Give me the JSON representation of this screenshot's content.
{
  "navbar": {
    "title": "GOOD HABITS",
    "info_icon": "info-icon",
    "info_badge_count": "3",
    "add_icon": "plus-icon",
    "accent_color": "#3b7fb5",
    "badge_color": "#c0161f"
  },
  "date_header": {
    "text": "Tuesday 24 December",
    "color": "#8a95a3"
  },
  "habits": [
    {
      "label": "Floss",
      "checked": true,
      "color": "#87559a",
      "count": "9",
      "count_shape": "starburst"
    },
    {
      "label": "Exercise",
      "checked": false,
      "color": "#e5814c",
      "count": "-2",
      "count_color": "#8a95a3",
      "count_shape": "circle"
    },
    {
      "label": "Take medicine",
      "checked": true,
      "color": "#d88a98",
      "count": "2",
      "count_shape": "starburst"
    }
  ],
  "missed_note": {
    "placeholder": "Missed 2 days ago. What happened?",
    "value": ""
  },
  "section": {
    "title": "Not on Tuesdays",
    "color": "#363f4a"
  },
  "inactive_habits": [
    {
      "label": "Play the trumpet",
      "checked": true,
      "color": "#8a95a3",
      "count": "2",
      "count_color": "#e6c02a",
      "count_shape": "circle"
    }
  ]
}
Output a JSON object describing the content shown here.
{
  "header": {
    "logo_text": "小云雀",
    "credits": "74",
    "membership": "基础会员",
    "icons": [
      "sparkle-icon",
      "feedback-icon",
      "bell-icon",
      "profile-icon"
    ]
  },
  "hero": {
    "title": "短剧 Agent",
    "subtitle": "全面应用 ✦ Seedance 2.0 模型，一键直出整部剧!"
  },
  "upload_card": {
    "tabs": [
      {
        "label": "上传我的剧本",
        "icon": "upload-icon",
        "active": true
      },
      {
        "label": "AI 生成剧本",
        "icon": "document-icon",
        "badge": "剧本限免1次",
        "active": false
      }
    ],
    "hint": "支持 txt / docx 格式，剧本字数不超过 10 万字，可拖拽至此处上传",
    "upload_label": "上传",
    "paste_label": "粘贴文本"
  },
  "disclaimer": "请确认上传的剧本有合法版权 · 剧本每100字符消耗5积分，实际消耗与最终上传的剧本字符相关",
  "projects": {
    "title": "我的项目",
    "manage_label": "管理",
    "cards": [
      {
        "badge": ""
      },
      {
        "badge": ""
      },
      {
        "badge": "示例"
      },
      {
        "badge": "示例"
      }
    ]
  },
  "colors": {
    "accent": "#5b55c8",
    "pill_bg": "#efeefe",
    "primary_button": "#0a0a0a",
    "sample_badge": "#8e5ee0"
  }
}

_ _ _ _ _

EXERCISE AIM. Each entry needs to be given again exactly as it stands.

THE ANSWER.
Give me the JSON representation of this screenshot's content.
{
  "navbar": {
    "title": "GOOD HABITS",
    "info_icon": "info-icon",
    "info_badge_count": "3",
    "add_icon": "plus-icon",
    "accent_color": "#3b7fb5",
    "badge_color": "#c0161f"
  },
  "date_header": {
    "text": "Tuesday 24 December",
    "color": "#8a95a3"
  },
  "habits": [
    {
      "label": "Floss",
      "checked": true,
      "color": "#87559a",
      "count": "9",
      "count_shape": "starburst"
    },
    {
      "label": "Exercise",
      "checked": false,
      "color": "#e5814c",
      "count": "-2",
      "count_color": "#8a95a3",
      "count_shape": "circle"
    },
    {
      "label": "Take medicine",
      "checked": true,
      "color": "#d88a98",
      "count": "2",
      "count_shape": "starburst"
    }
  ],
  "missed_note": {
    "placeholder": "Missed 2 days ago. What happened?",
    "value": ""
  },
  "section": {
    "title": "Not on Tuesdays",
    "color": "#363f4a"
  },
  "inactive_habits": [
    {
      "label": "Play the trumpet",
      "checked": true,
      "color": "#8a95a3",
      "count": "2",
      "count_color": "#e6c02a",
      "count_shape": "circle"
    }
  ]
}
Output a JSON object describing the content shown here.
{
  "header": {
    "logo_text": "小云雀",
    "credits": "74",
    "membership": "基础会员",
    "icons": [
      "sparkle-icon",
      "feedback-icon",
      "bell-icon",
      "profile-icon"
    ]
  },
  "hero": {
    "title": "短剧 Agent",
    "subtitle": "全面应用 ✦ Seedance 2.0 模型，一键直出整部剧!"
  },
  "upload_card": {
    "tabs": [
      {
        "label": "上传我的剧本",
        "icon": "upload-icon",
        "active": true
      },
      {
        "label": "AI 生成剧本",
        "icon": "document-icon",
        "badge": "剧本限免1次",
        "active": false
      }
    ],
    "hint": "支持 txt / docx 格式，剧本字数不超过 10 万字，可拖拽至此处上传",
    "upload_label": "上传",
    "paste_label": "粘贴文本"
  },
  "disclaimer": "请确认上传的剧本有合法版权 · 剧本每100字符消耗5积分，实际消耗与最终上传的剧本字符相关",
  "projects": {
    "title": "我的项目",
    "manage_label": "管理",
    "cards": [
      {
        "badge": ""
      },
      {
        "badge": ""
      },
      {
        "badge": "示例"
      },
      {
        "badge": "示例"
      }
    ]
  },
  "colors": {
    "accent": "#5b55c8",
    "pill_bg": "#efeefe",
    "primary_button": "#0a0a0a",
    "sample_badge": "#8e5ee0"
  }
}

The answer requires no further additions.